There is no delicious single malt whisky here. There are instead Indian whiskies with names that either sound like a dare (Royal Challenge, Officer’s Choice), or they conjure images of the British Raj (Diplomat, Black Knight, Red Knight, Imperial Blue, Aristocrat). Most are available in juice boxes.

In the rest of the world, whisky is made from grain. In India, whisky is made from molasses – doctored with whisky flavoring. Which technically makes it whisky-flavored rum. The same goes for the vodka and gin.

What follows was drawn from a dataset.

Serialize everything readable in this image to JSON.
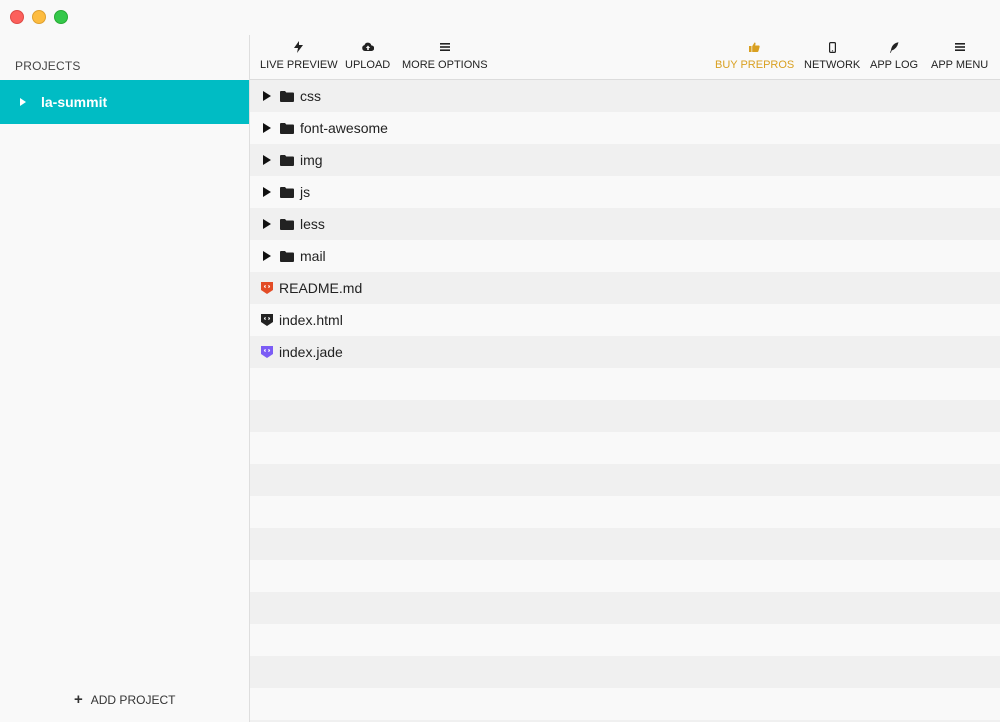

Alcohol is a growing market in India, and is fiercely protected. There is even an official category of hooch called IMFL, Indian Made Foreign Liquor. This means that various types of brand name alcohols are distilled, bottled and sold in India, but using India’s recipes, instead of the traditional, good, recipes. The IMFL version of Smirnoff vodka is really vodka-flavored rum that unleashes a demonic hangover. Actual imports carry a 52% tax. Well worth it.

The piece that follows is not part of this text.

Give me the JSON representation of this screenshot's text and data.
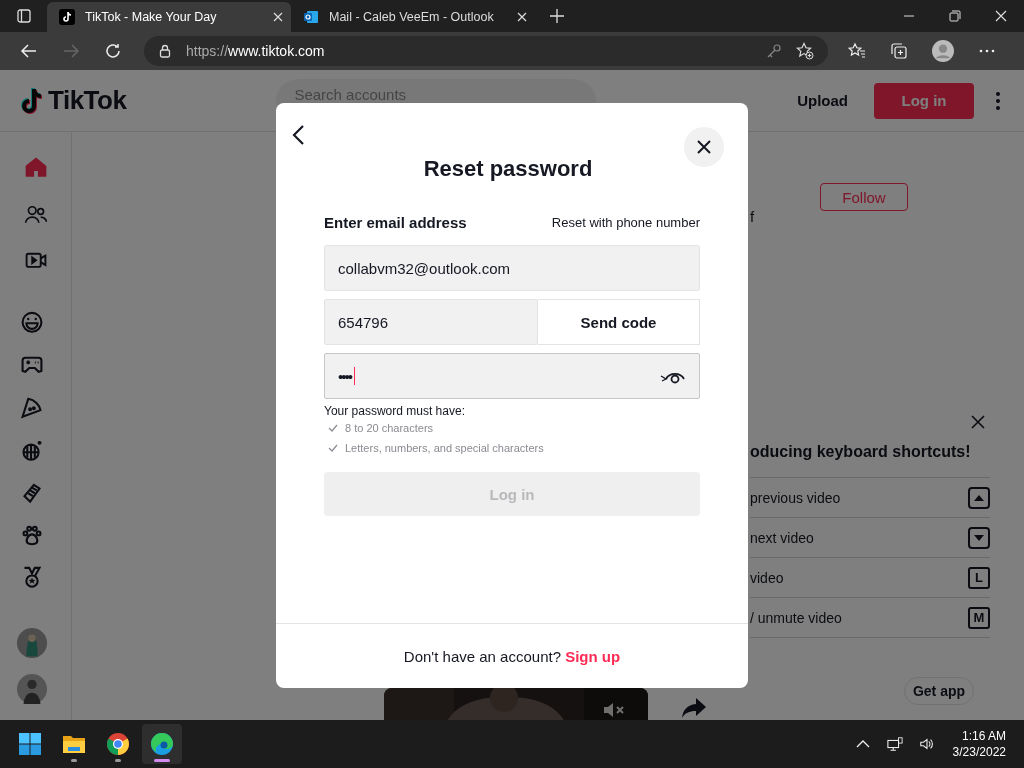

Aside from the tourist destinations like Goa, India doesn’t appear to be much of a party place. The state of Gajurat is dry, and various holy sites have liquor bans. During elections, alcohol is banned for a week leading up to the elections. Liquor is also banned on major religious holidays. In Bangalore, dancing and live music are actually illegal. The few pubs that do exist close down at eleven PM. On Saturday nights, people line up outside the juice bar sipping pineapple juice and lime sodas, or outside the ‘milk bar’ drinking God knows what.


The emaciated guard watches me tie Kali to the handrail and digs his fingers deep into his balls. Men grab at themselves a lot in India. That isn’t a gross generalization: though it is truly gross, it is also a fact. From one end of the country to the other, if the men aren’t peeing on a cement wall, they are tugging and scratching their member, without a hint of modesty. Where I come from, we make a point not to grab or scratch our private parts in public – I don’t know why exactly, it’s just our culture.

When I reach the door, the guard opens it for me.

The Wine Baron smells like vomit, and has that sticky sort of a feel like a nightclub at 2am, where your shoes peel off the floor like band-aids. The men behind the counter, and there are many, have blood-red eyes, like the tuk-tuk drivers. I walk to the counter quickly, and can feel their eyes glued to me. I point to the row of imported liquor.

“Absolut,” I say.

One of the men looks at the shelf, then back at me, confused.

“Vodka. Import,” I clarify.

“Mandarin Orange. Absolut.”

He hands me a bottle of Bacardi rum.

“Neh, neh. Wodka, wodka,” I point more emphatically. “Orange.”

By now, the magnetic force of the white lady buying vodka is drawing everybody in the store closer and closer. The clerk places the bottle on the counter, and I feel like I want to explain that it really isn’t for me. But it is for me, and I want it more now than I did five minutes ago. I want the vodka to create a magical force field around me – a dome of solitude. I want to physically climb into the bottle of vodka soak it in through all my pours until I pass out and forget I’m in India.

I take the bottle to the cashier, and he turns it over in his hand, examining it like I’ve just handed him a fish. I attempt to break his spell by sliding my credit card toward him.

“Man-din Oange,” he says and locks eyes with me.

“Hacha,” I say and twitch my head to the left in agreement.

Normally I’m a purist, and don’t like fluffy flavored drinks, but Absolut Mandarin tastes like St. Joseph’s Baby Aspirin, so I make an exception.

I sign the receipt, grab the bag, and dash out of the store, past the ball-scratching guard and the dozens of eyes. It feels like a humiliating perp-walk; as if I’ve just bought a vial of crack instead of a very expensive bottle of imported Swedish vodka.

It’s really just easier not to drink at all in this place, but I don’t want the terrorists to win.